> [Input data]
++++++
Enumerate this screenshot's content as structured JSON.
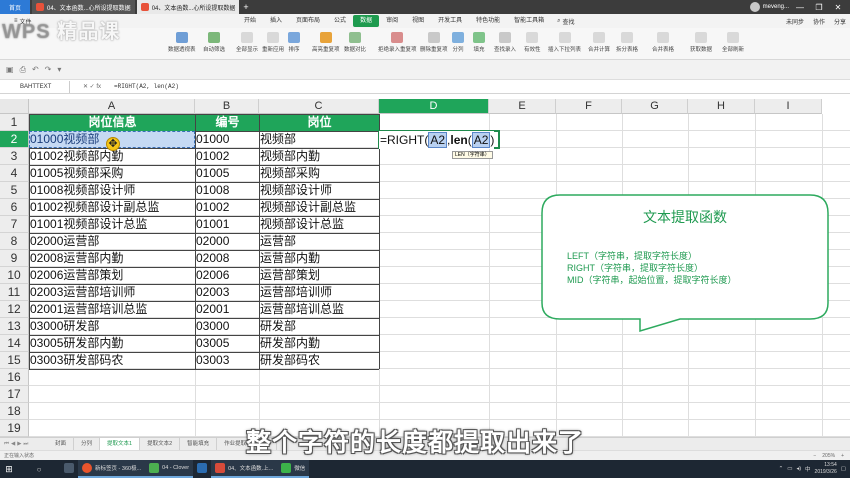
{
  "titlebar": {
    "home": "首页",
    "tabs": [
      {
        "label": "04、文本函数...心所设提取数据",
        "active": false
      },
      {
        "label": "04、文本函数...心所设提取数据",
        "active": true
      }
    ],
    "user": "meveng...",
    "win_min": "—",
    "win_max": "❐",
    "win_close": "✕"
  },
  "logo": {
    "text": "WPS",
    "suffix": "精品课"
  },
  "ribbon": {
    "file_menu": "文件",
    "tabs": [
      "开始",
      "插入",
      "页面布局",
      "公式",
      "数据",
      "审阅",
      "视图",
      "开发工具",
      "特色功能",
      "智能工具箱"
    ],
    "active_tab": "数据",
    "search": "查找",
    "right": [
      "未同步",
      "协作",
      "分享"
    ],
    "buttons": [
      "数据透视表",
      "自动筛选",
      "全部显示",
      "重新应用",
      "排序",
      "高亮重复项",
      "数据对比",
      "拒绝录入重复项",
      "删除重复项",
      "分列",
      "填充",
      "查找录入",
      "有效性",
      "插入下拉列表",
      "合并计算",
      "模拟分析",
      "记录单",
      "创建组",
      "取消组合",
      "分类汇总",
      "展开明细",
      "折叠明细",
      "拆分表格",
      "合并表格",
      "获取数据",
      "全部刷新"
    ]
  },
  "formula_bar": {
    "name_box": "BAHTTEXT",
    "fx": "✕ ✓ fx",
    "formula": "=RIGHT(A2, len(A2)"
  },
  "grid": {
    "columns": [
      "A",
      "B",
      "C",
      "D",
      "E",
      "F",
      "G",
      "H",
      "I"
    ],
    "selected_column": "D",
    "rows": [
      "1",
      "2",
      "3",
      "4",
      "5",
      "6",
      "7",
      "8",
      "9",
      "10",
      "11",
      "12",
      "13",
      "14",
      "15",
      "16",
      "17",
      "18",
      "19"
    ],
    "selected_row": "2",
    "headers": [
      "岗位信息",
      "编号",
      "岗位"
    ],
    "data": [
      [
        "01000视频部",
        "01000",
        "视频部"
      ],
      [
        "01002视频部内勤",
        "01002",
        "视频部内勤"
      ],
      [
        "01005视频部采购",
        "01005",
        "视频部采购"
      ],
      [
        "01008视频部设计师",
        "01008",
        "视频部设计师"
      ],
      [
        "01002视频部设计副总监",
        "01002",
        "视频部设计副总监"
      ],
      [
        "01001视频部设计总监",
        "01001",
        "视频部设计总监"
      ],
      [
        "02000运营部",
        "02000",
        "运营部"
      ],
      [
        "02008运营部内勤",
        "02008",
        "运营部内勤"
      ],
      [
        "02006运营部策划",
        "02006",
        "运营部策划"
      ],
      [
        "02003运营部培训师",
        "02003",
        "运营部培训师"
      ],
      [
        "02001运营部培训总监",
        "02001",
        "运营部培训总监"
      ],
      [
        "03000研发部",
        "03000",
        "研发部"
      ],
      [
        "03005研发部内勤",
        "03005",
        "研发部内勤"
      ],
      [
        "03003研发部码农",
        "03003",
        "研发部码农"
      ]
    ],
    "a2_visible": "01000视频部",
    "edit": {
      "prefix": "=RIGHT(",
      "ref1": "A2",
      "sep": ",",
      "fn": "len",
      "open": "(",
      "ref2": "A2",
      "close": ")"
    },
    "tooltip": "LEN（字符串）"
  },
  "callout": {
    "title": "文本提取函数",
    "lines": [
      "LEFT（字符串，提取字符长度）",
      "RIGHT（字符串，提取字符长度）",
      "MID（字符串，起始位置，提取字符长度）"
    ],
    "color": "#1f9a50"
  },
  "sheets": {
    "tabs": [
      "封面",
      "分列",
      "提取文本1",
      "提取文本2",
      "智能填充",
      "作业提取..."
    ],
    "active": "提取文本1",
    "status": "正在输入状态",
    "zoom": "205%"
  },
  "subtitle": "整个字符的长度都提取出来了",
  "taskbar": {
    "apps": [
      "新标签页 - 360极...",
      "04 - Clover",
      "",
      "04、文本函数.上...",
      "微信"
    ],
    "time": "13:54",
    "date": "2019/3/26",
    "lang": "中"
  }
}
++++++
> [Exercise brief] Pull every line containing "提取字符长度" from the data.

> [Completed exercise]
      "LEFT（字符串，提取字符长度）",
      "RIGHT（字符串，提取字符长度）",
      "MID（字符串，起始位置，提取字符长度）"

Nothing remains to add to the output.